Frederik the Great and Joseph II meet in Neisze in 1769, and from the looks of it, love at first sight.
A nice arrangement of arts. I'll take one.
No national gallery is complete without some winged roman-greco statue.
No symmetry. Grain, it's a killer.
I shall explain - to me, this looks like the house outside is looking in on the museum. I don't expect you to share my vision, but at least humour me >.>
This ceiling was impossible to shoot. Next time I'm coming armed with a fisheye lens or something (This was at 12mm, shot from the ground. And that clearly wasn't enough)
Which do you see first? Squares or diamonds?
Well okay maybe not week - This painting appealed to her because it actually looked like it was painted in 3D, unlike most paintings, which look like they're painted in 2D to look like a projection of 3D.
"Die Toteninsel" ('Isle of the dead') by Arnold Böcklin, 1883 version
Okay, this work was labelled german realism. Let's review: there's a guy in a suit of armour next to a lion... directly behind this is a naked guy, with some keys, luring what appear to be women dressed in curtains Even further back still there is a woman, naked, doing something with a fountain. I'm not going to psycho-analyse that, but I think it's safe to say that this is perhaps not *the* most realistic depiction of germany... or just realistic depiction, for that matter.
Let's get one thing straight. "Caesar" is not a name, it's a title, and it means emperor.
Julius Caesar is to be read with a comma: "Julius, Caesar". Emperor Julius. There were over seventy Roman emperors in some form or other throughout the history of 'the Roman empire', so stop saying "seazur" when you mean Julius
(who wasn't even called Julius, but Iulius. Without the 'dz' sound at the start. Yes, this is a pet peeve. Just like how English turns Marcus into Marc. Greek, too; Homeros isn't 'Homer'. Oh yeah, and it's Platoon)
Musea are fascinating. Where else can you find people's tombs moved away from where they were supposed to be, and placed in a corridor as an object d'art? It's like using someone's urn as a cookie jar. I love it.

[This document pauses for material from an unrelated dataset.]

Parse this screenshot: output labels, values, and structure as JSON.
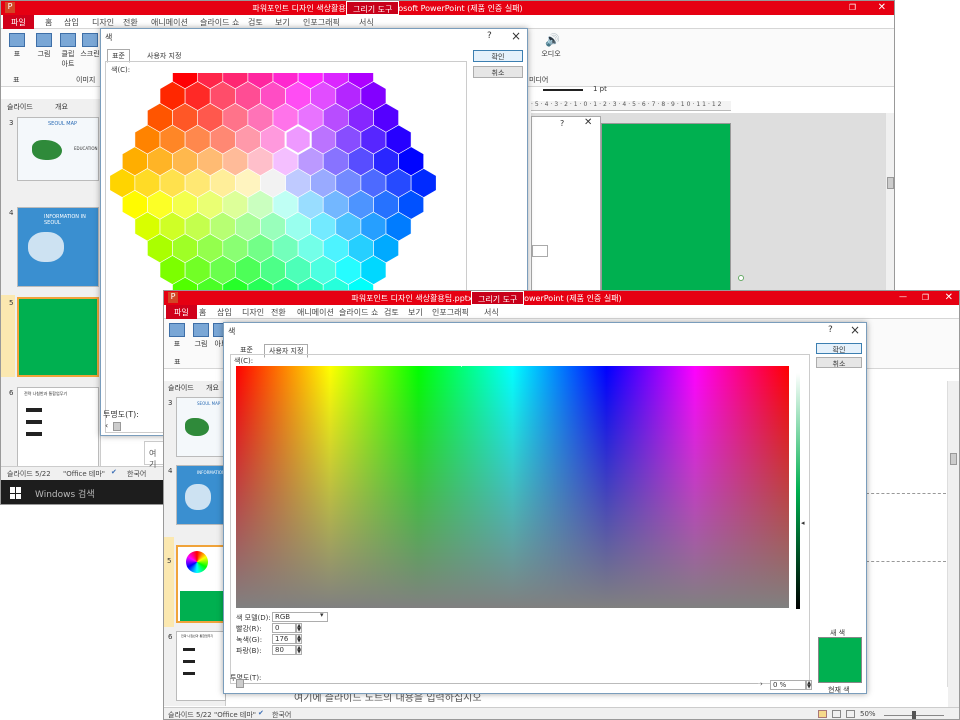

No idea who or what it is, but it has an elk, therefore it is high art.
I liked this painting mostly because I cannot think of a single other work that shows what rain-at-a-distance really looks like.